“E-mail will continue to rank highly as the most effective digital channel for digital marketers,” says Andrew Davies, co-founder and chief marketing officer of Idio, a content marketing platform. “Unlike social media platforms or SEO [search engine optimisation], which are always subject to the fickle whims of Facebook or a Google algorithm update, marketers fully control their mailing list.
“The efficacy of e-mail will improve as content personalisation technologies get better at understanding what each recipient is interested in and automatically select the most relevant brand content to put in each e-mail.”
The coming year is certainly an exciting one for digital marketing, but the black cloud of ad-blocking still looms large across the industry. According to the Internet Advertising Bureau UK’s Ad-Blocking Report conducted by YouGov, one in seven British adults are currently using ad-blocking software, and a joint report by PageFair and Adobe found ad-blocking is estimated to have cost publishers almost $22 billion globally in 2015.

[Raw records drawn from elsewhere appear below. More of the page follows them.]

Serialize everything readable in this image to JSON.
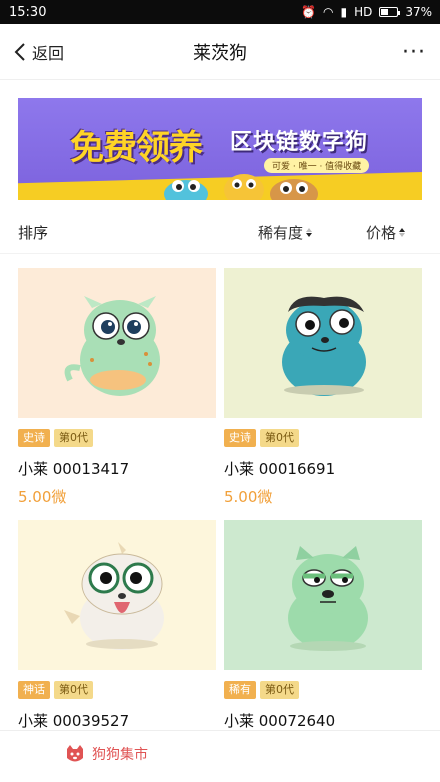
{
  "status_bar": {
    "time": "15:30",
    "network": "HD",
    "battery": "37%"
  },
  "nav": {
    "back_label": "返回",
    "title": "莱茨狗",
    "more_label": "···"
  },
  "banner": {
    "headline": "免费领养",
    "subtitle": "区块链数字狗",
    "tagline": "可爱 · 唯一 · 值得收藏"
  },
  "sort": {
    "label": "排序",
    "options": [
      {
        "label": "稀有度",
        "direction": "down"
      },
      {
        "label": "价格",
        "direction": "up"
      }
    ]
  },
  "items": [
    {
      "rarity": "史诗",
      "generation": "第0代",
      "name": "小莱 00013417",
      "price": "5.00微",
      "bg": "#fdebd8",
      "dog": "#a9dfb6"
    },
    {
      "rarity": "史诗",
      "generation": "第0代",
      "name": "小莱 00016691",
      "price": "5.00微",
      "bg": "#eef1d2",
      "dog": "#3aa7b7"
    },
    {
      "rarity": "神话",
      "generation": "第0代",
      "name": "小莱 00039527",
      "price": "",
      "bg": "#fdf6dc",
      "dog": "#f3efe9"
    },
    {
      "rarity": "稀有",
      "generation": "第0代",
      "name": "小莱 00072640",
      "price": "",
      "bg": "#cde9cf",
      "dog": "#9ddbab"
    }
  ],
  "bottom_tab": {
    "label": "狗狗集市",
    "color": "#e05454"
  },
  "colors": {
    "accent_price": "#f1a03a",
    "tag_rarity": "#f1b04f",
    "tag_generation": "#f4d98a"
  }
}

The stats may be dramatic, but the general consensus among marketers is the industry will adapt and the end-product will be a better user experience for consumers. “While ad-blocking won’t be the Armageddon that doomsayers are predicting, the industry will realise that it has a collective responsibility to act,” argues Nick Hugh, EMEA vice president at Yahoo. “Publishers will adopt a more user-centric, additive approach to advertising which will bring native advertising to the fore and the buy-side will adapt accordingly. The rise in ad-blocking will drive even more innovation with this ad format, delivering yet higher audience engagement and return on investment. The industry will fight back.”